The result should be the lines from the one holding "What data populates" to the final line of the records below, repeated exactly and with no pictures.

(Excerpts from an interface dataset)
Content starts

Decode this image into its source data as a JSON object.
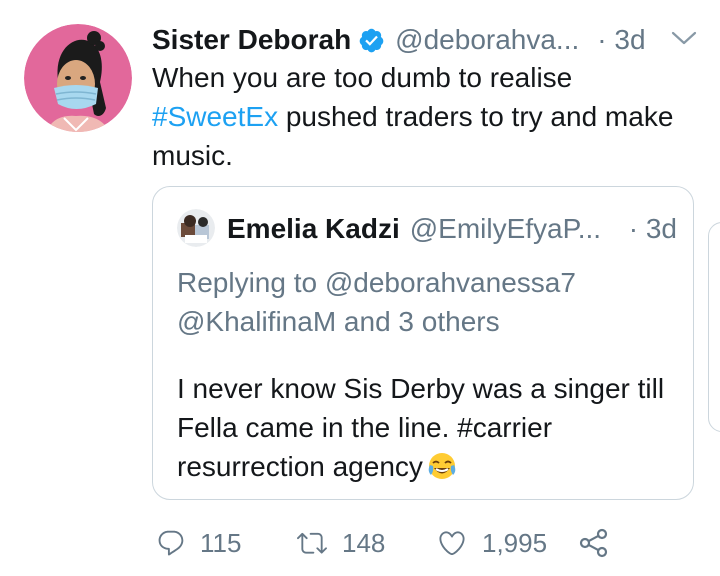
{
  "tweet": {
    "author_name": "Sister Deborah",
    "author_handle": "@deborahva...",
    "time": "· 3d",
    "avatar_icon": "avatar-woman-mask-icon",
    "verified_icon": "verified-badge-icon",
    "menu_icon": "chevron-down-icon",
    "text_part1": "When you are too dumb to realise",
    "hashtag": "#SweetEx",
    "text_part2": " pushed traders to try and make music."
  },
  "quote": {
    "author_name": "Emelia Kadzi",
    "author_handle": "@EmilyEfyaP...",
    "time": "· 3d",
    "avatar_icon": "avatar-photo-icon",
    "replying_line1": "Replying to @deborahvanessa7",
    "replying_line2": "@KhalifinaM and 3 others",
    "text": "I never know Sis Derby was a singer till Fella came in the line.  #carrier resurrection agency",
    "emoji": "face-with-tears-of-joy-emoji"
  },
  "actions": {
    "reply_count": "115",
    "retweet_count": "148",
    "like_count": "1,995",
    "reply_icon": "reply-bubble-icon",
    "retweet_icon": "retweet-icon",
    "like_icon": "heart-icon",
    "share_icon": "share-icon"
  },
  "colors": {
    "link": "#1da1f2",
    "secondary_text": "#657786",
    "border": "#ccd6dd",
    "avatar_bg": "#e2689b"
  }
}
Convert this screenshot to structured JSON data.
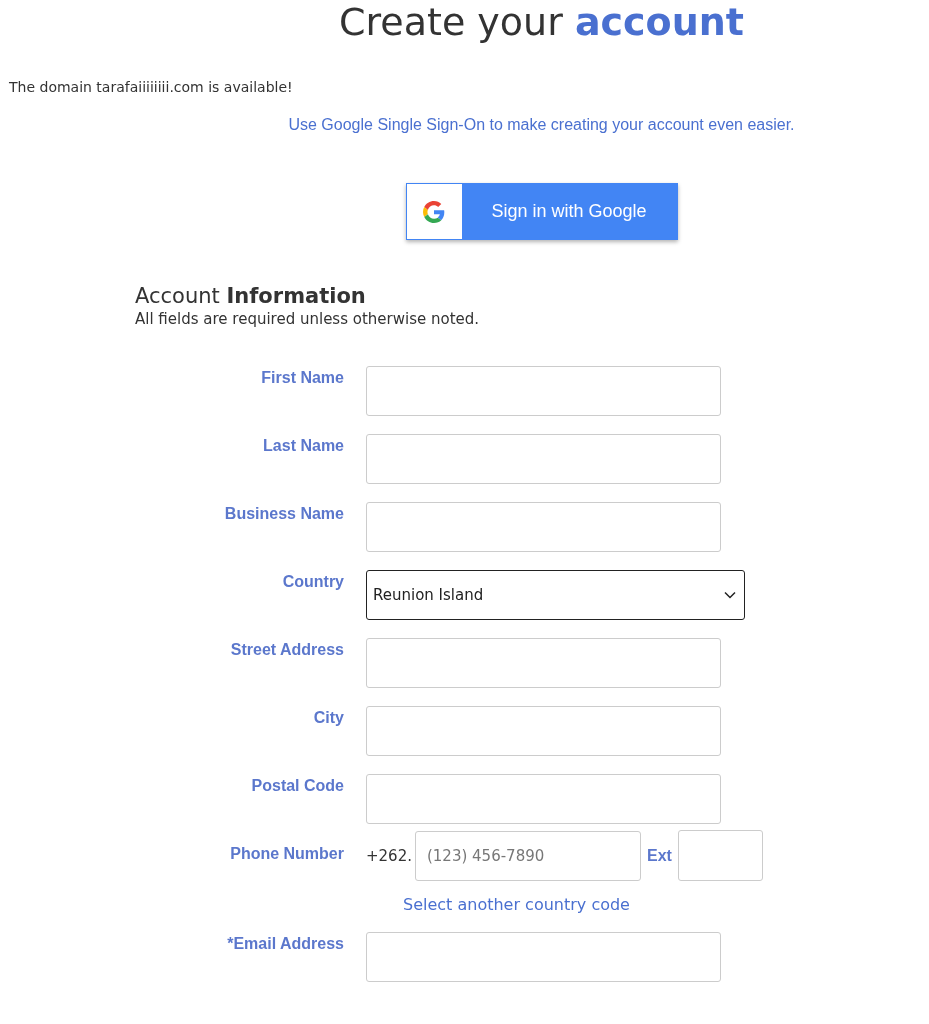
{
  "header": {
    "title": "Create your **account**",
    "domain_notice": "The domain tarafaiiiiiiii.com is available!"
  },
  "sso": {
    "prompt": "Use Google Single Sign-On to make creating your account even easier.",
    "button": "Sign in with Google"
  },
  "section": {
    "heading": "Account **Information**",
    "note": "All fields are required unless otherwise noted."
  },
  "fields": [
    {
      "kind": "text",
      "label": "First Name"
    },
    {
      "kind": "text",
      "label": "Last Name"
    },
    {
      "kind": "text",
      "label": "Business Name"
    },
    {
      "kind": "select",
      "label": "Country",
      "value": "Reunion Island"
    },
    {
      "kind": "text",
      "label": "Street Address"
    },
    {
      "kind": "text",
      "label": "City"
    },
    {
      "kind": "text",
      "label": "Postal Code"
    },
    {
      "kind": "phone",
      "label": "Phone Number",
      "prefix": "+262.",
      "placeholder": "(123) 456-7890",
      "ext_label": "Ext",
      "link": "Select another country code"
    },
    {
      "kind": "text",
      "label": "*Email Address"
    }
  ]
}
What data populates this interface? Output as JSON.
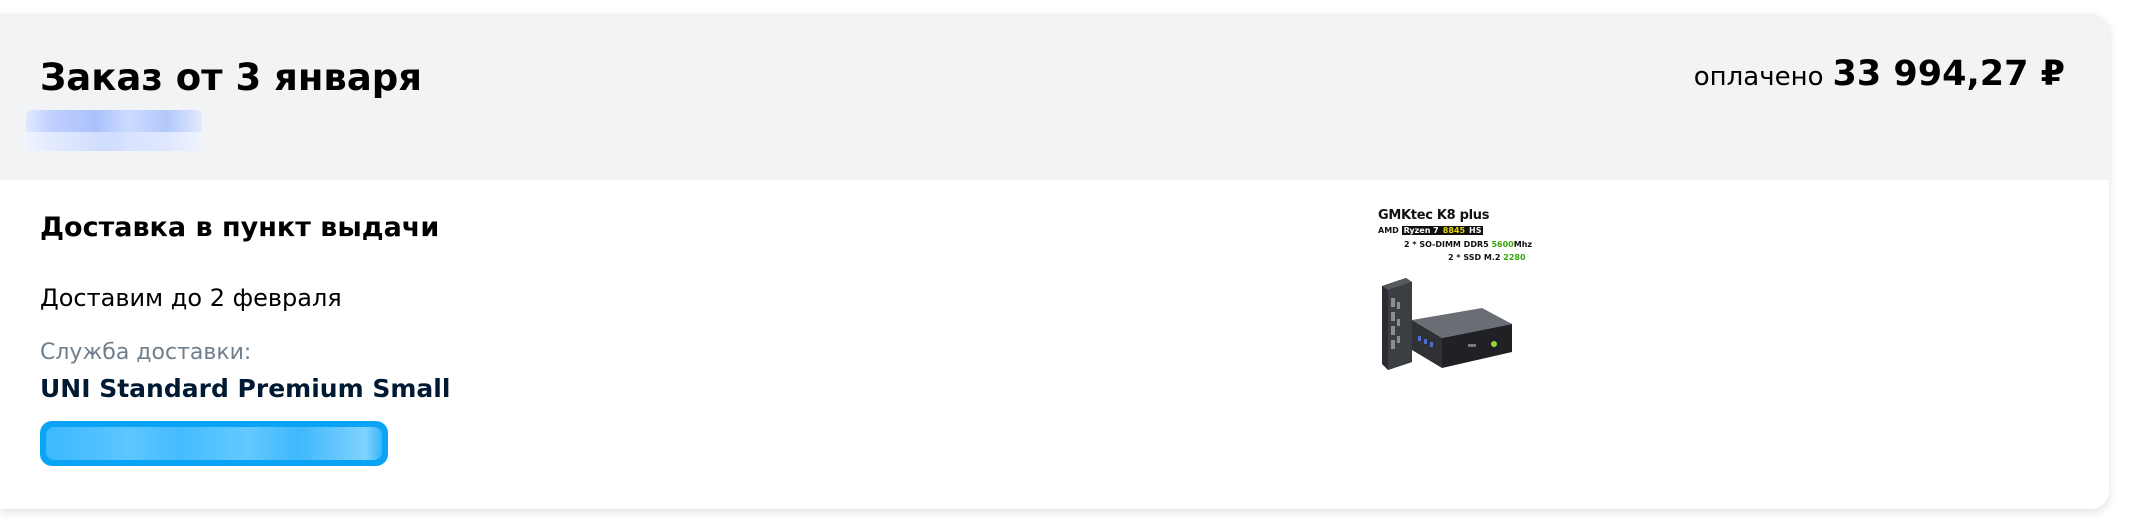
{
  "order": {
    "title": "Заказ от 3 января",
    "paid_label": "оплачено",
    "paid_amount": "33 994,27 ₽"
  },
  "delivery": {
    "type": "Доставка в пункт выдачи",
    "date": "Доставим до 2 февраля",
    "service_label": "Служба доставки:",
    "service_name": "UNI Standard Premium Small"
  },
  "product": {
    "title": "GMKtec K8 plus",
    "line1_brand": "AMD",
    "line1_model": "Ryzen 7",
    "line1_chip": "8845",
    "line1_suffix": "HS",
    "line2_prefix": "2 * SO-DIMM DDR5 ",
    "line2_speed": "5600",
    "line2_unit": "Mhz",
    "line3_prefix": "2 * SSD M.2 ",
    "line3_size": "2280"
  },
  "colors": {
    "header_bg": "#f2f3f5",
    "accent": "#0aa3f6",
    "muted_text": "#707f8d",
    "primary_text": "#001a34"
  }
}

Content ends

**Answer to the exercise**
What data populates this interface? Output as JSON.
{
  "order": {
    "title": "Заказ от 3 января",
    "paid_label": "оплачено",
    "paid_amount": "33 994,27 ₽"
  },
  "delivery": {
    "type": "Доставка в пункт выдачи",
    "date": "Доставим до 2 февраля",
    "service_label": "Служба доставки:",
    "service_name": "UNI Standard Premium Small"
  },
  "product": {
    "title": "GMKtec K8 plus",
    "line1_brand": "AMD",
    "line1_model": "Ryzen 7",
    "line1_chip": "8845",
    "line1_suffix": "HS",
    "line2_prefix": "2 * SO-DIMM DDR5 ",
    "line2_speed": "5600",
    "line2_unit": "Mhz",
    "line3_prefix": "2 * SSD M.2 ",
    "line3_size": "2280"
  },
  "colors": {
    "header_bg": "#f2f3f5",
    "accent": "#0aa3f6",
    "muted_text": "#707f8d",
    "primary_text": "#001a34"
  }
}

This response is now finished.